Seeing a documentary is a different kind of movie-going experience. If I agree with its cause going in (The Cove, Food, Inc.) then I have to remind myself to view the film with complete objectivity. Critique it based on its cinematic merit; how well it portrays the cause, not how well it agrees with it. So, based solely on that criteria, I must say that Capitalism isn’t all that great.
I’m no fan of Michael Moore but I am a fan of his filmmaking. Whether or not you agree with his left ideals, you can’t dispute his skill to craft a documentary. His timing in use of music and retro pop culture clips is impeccable, some of the best around.
When he’s at his worst, Moore is intrusive (more than is needed), annoying, laughable and just simply unamusing. But at his best, Moore shows us some deeply honest moments, that no one but him could catch. The laid-off worker hearing “Wouldn’t it Be Nice” immediately after getting canned in Roger and Me, the K-Mart/bullet incident in Bowling for Columbine, the grieving mother breaking down in front of the White House in Fahrenheit 9/11, almost every interview in Sicko, and so on.
Capitalism has a few of those tender moments, sure, but they aren’t enough to shield you from Moore’s trying-too-hard antics.
When I “learn” something from Moore film, I take it with a grain of salt. Which means I go home and immediately research to see if it’s true. A few things in Capitalism (companies cash insurance policies on dead employees, then pay the family nothing), were shocking to see, and I found out, true. You see, I wouldn’t have known that if I hadn’t seen this movie. So for that I can appreciate it. I can say I learned something.

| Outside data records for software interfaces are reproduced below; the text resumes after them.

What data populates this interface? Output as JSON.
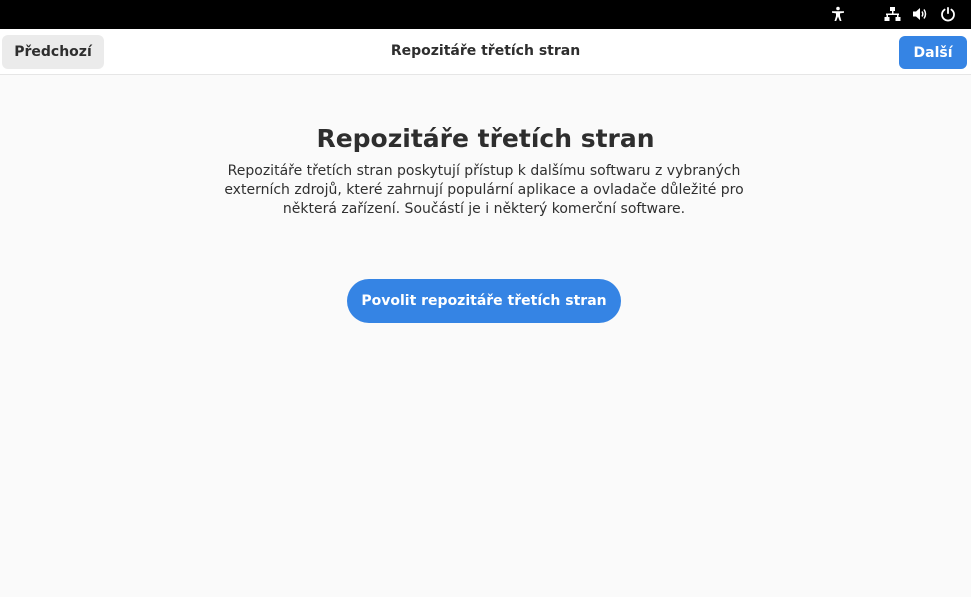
{
  "top_bar": {
    "icons": [
      "accessibility-icon",
      "network-wired-icon",
      "volume-icon",
      "power-icon"
    ]
  },
  "header": {
    "previous_label": "Předchozí",
    "title": "Repozitáře třetích stran",
    "next_label": "Další"
  },
  "main": {
    "heading": "Repozitáře třetích stran",
    "description": "Repozitáře třetích stran poskytují přístup k dalšímu softwaru z vybraných externích zdrojů, které zahrnují populární aplikace a ovladače důležité pro některá zařízení. Součástí je i některý komerční software.",
    "enable_button_label": "Povolit repozitáře třetích stran"
  },
  "colors": {
    "accent": "#3584e4",
    "top_bar": "#000000",
    "background": "#fafafa",
    "text": "#2e2e2e"
  }
}
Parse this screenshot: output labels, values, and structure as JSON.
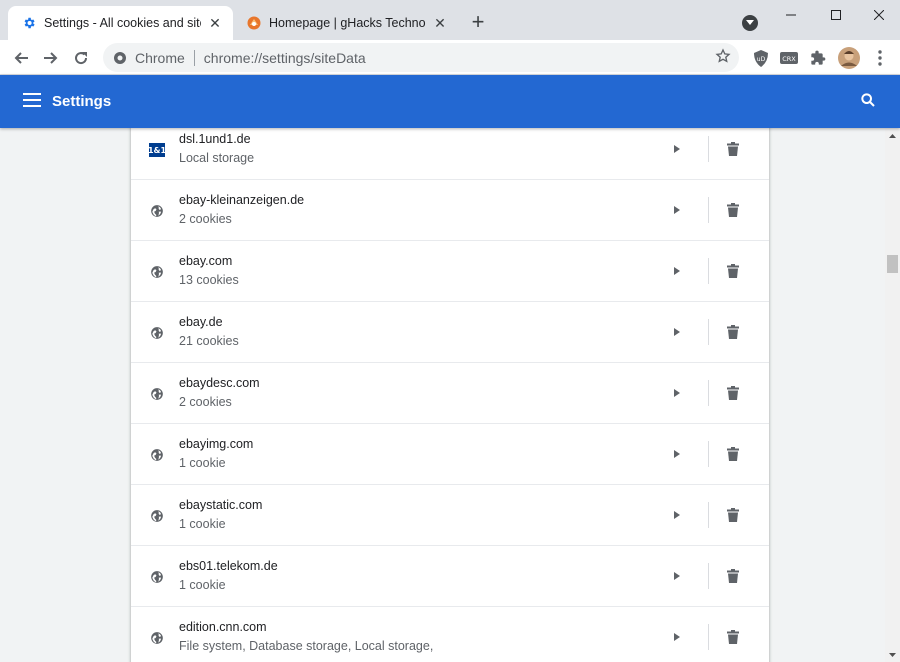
{
  "browser": {
    "tabs": [
      {
        "title": "Settings - All cookies and site data",
        "icon": "gear-icon",
        "active": true
      },
      {
        "title": "Homepage | gHacks Technology News",
        "icon": "ghacks-icon",
        "active": false
      }
    ],
    "new_tab_label": "+",
    "omnibox": {
      "chip": "Chrome",
      "url": "chrome://settings/siteData"
    },
    "extension_labels": {
      "ublock": "uD",
      "ext2": "CRX"
    }
  },
  "settings": {
    "title": "Settings"
  },
  "site_list": [
    {
      "name": "dsl.1und1.de",
      "detail": "Local storage",
      "icon": "brand-1und1-icon",
      "logo_text": "1&1"
    },
    {
      "name": "ebay-kleinanzeigen.de",
      "detail": "2 cookies",
      "icon": "globe-icon"
    },
    {
      "name": "ebay.com",
      "detail": "13 cookies",
      "icon": "globe-icon"
    },
    {
      "name": "ebay.de",
      "detail": "21 cookies",
      "icon": "globe-icon"
    },
    {
      "name": "ebaydesc.com",
      "detail": "2 cookies",
      "icon": "globe-icon"
    },
    {
      "name": "ebayimg.com",
      "detail": "1 cookie",
      "icon": "globe-icon"
    },
    {
      "name": "ebaystatic.com",
      "detail": "1 cookie",
      "icon": "globe-icon"
    },
    {
      "name": "ebs01.telekom.de",
      "detail": "1 cookie",
      "icon": "globe-icon"
    },
    {
      "name": "edition.cnn.com",
      "detail": "File system, Database storage, Local storage,",
      "icon": "globe-icon"
    }
  ],
  "scroll_position": 0.23,
  "colors": {
    "accent": "#2368d2",
    "tab_strip": "#dee1e6"
  }
}
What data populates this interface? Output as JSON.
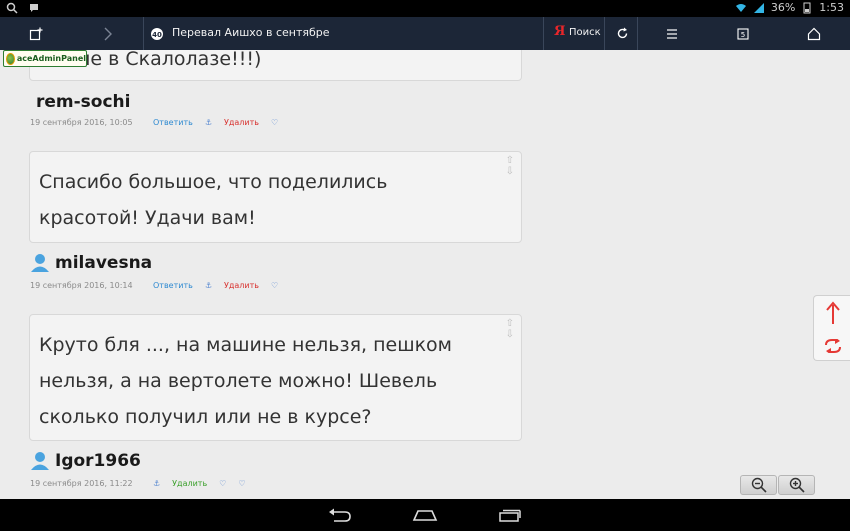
{
  "status_bar": {
    "battery": "36%",
    "time": "1:53"
  },
  "toolbar": {
    "page_title": "Перевал Аишхо в сентябре",
    "search_label": "Поиск",
    "yandex_letter": "Я"
  },
  "admin_badge": {
    "label": "aceAdminPanel"
  },
  "comments": [
    {
      "text_partial": "ионе в Скалолазе!!!)",
      "author": "rem-sochi",
      "date": "19 сентября 2016, 10:05",
      "reply_label": "Ответить",
      "delete_label": "Удалить"
    },
    {
      "text": "Спасибо большое, что поделились красотой! Удачи вам!",
      "author": "milavesna",
      "date": "19 сентября 2016, 10:14",
      "reply_label": "Ответить",
      "delete_label": "Удалить"
    },
    {
      "text": "Круто бля ..., на машине нельзя, пешком нельзя, а на вертолете можно! Шевель сколько получил или не в курсе?",
      "author": "Igor1966",
      "date": "19 сентября 2016, 11:22",
      "delete_label": "Удалить"
    }
  ],
  "colors": {
    "toolbar_bg": "#1c2637",
    "reply_link": "#2f8ad1",
    "delete_link": "#d8322f",
    "delete_link_green": "#3a9f2a",
    "side_arrow": "#e53935"
  }
}
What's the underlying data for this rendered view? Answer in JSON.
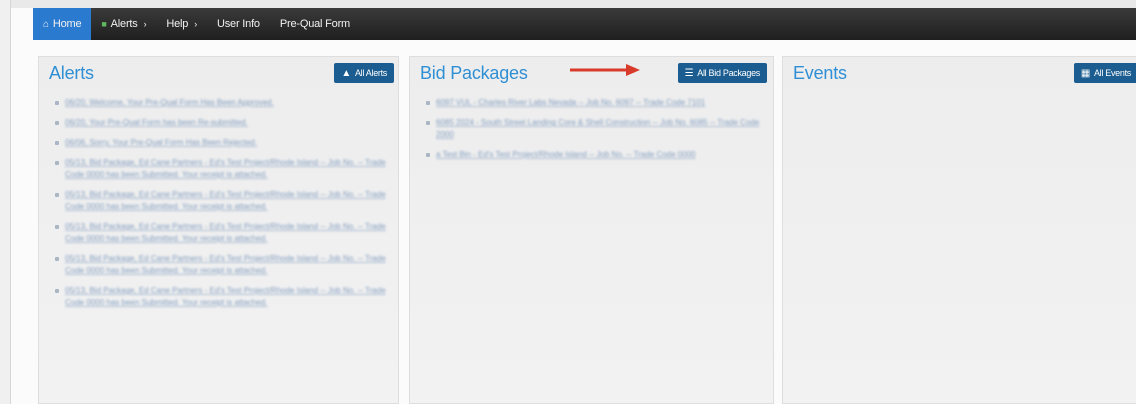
{
  "nav": {
    "items": [
      {
        "label": "Home",
        "icon": "home-icon"
      },
      {
        "label": "Alerts",
        "icon": "alert-icon",
        "caret": "›"
      },
      {
        "label": "Help",
        "caret": "›"
      },
      {
        "label": "User Info"
      },
      {
        "label": "Pre-Qual Form"
      }
    ]
  },
  "panels": {
    "alerts": {
      "title": "Alerts",
      "button_label": "All Alerts",
      "button_icon": "warning-icon",
      "items": [
        "06/20, Welcome, Your Pre-Qual Form Has Been Approved.",
        "06/20, Your Pre-Qual Form has been Re-submitted.",
        "06/06, Sorry, Your Pre-Qual Form Has Been Rejected.",
        "05/13, Bid Package, Ed Cane Partners - Ed's Test Project/Rhode Island -- Job No. -- Trade Code 0000 has been Submitted. Your receipt is attached.",
        "05/13, Bid Package, Ed Cane Partners - Ed's Test Project/Rhode Island -- Job No. -- Trade Code 0000 has been Submitted. Your receipt is attached.",
        "05/13, Bid Package, Ed Cane Partners - Ed's Test Project/Rhode Island -- Job No. -- Trade Code 0000 has been Submitted. Your receipt is attached.",
        "05/13, Bid Package, Ed Cane Partners - Ed's Test Project/Rhode Island -- Job No. -- Trade Code 0000 has been Submitted. Your receipt is attached.",
        "05/13, Bid Package, Ed Cane Partners - Ed's Test Project/Rhode Island -- Job No. -- Trade Code 0000 has been Submitted. Your receipt is attached."
      ]
    },
    "bids": {
      "title": "Bid Packages",
      "button_label": "All Bid Packages",
      "button_icon": "list-icon",
      "items": [
        "6097 VUL - Charles River Labs Nevada -- Job No. 6097 -- Trade Code 7101",
        "6085 2024 - South Street Landing Core & Shell Construction -- Job No. 6085 -- Trade Code 2000",
        "a Test Bin - Ed's Test Project/Rhode Island -- Job No. -- Trade Code 0000"
      ]
    },
    "events": {
      "title": "Events",
      "button_label": "All Events",
      "button_icon": "calendar-icon"
    }
  },
  "colors": {
    "navbar": "#2a2a2a",
    "nav_active": "#2a7ad0",
    "panel_title": "#2f8fd4",
    "button": "#1b5d90",
    "arrow": "#d93b2b"
  }
}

But other times, specifically near the end, Moore seems to veer way off course (cause?). He has an extended section mocking conservatives’ use of the word Socialism. Like it’s a bad, four letter word. BEWARE OF THE… SOCIALISTS! In typical Moore style, he lets the people make fun of themselves by showing actual news footage. But then something strange happens. Toward the end of the movie, Moore ends up doing the same exact thing with the word Capitalism. He starts going all fire and brimstone like Glenn Beck or Bill O’Reilly would (do?). And believe me, Moore isn’t doing this mockingly. He’s serious. So, now, he’s become a sort of contradiction. Making slight use of a word as if it is an all evil force (he even begs the audience to help his cause via some awful narration). I have trouble with this. And yeah, it kind of ruined the movie for me.
Sicko is long and far my favorite Michael Moore film. Why? Because I enjoy hearing about the cause. Because it feels the most real. And maybe, because Moore is in it the least. C